Your task: Search the data for the string "страницу" and copy each line where it turns up.

Materials provided:
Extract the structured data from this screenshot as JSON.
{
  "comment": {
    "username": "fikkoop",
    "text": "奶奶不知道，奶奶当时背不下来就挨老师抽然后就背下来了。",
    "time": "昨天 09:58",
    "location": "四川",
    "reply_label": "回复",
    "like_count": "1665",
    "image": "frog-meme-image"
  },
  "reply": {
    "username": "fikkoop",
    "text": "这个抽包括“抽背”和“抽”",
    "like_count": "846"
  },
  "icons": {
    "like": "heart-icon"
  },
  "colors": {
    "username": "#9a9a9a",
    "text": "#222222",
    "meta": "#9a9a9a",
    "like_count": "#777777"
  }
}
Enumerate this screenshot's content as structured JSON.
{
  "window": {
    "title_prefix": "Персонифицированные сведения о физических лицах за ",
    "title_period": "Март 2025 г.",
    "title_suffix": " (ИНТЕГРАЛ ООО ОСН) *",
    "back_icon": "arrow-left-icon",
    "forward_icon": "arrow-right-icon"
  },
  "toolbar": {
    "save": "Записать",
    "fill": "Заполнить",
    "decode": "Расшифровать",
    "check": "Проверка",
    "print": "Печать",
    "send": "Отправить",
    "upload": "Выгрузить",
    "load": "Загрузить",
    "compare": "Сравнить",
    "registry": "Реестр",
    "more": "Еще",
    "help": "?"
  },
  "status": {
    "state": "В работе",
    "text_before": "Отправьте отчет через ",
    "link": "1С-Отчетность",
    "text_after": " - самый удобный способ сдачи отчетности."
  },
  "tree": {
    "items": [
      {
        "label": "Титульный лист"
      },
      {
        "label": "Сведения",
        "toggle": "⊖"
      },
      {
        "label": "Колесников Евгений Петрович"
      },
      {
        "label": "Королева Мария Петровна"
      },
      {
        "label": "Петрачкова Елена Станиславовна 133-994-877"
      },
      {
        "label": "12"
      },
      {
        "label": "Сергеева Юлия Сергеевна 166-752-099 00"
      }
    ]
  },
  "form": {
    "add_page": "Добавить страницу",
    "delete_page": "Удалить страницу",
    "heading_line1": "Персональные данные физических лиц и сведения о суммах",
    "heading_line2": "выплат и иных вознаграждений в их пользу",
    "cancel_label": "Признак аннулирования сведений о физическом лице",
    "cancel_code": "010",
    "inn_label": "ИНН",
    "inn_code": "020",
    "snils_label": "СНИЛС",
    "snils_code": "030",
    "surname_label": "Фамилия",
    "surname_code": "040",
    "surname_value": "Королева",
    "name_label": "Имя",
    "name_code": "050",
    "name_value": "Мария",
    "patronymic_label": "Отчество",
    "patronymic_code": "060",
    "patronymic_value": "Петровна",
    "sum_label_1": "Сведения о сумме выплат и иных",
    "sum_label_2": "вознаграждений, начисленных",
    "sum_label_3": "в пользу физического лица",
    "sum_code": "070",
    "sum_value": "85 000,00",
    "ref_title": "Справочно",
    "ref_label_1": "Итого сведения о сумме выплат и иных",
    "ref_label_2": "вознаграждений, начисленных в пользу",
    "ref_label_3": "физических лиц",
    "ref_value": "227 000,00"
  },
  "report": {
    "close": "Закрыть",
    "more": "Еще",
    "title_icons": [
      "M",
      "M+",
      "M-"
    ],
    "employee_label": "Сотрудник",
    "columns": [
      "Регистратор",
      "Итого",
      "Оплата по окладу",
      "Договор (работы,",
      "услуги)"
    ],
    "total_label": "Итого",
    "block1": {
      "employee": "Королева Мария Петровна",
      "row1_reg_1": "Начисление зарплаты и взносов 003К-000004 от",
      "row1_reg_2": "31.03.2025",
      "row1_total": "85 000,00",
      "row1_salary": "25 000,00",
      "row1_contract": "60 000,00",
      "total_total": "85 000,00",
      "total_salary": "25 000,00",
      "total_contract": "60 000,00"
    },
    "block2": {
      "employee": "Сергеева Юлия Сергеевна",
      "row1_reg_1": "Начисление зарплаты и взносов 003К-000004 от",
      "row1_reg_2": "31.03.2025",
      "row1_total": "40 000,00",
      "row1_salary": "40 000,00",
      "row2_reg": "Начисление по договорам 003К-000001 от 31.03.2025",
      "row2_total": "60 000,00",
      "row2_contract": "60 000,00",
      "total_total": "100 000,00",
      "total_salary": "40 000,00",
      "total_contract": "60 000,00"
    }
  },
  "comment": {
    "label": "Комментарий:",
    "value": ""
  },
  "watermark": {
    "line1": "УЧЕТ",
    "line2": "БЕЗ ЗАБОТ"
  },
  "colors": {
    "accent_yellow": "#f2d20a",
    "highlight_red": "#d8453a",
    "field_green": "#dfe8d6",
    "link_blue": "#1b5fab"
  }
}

Exercise output:
    "add_page": "Добавить страницу",
    "delete_page": "Удалить страницу",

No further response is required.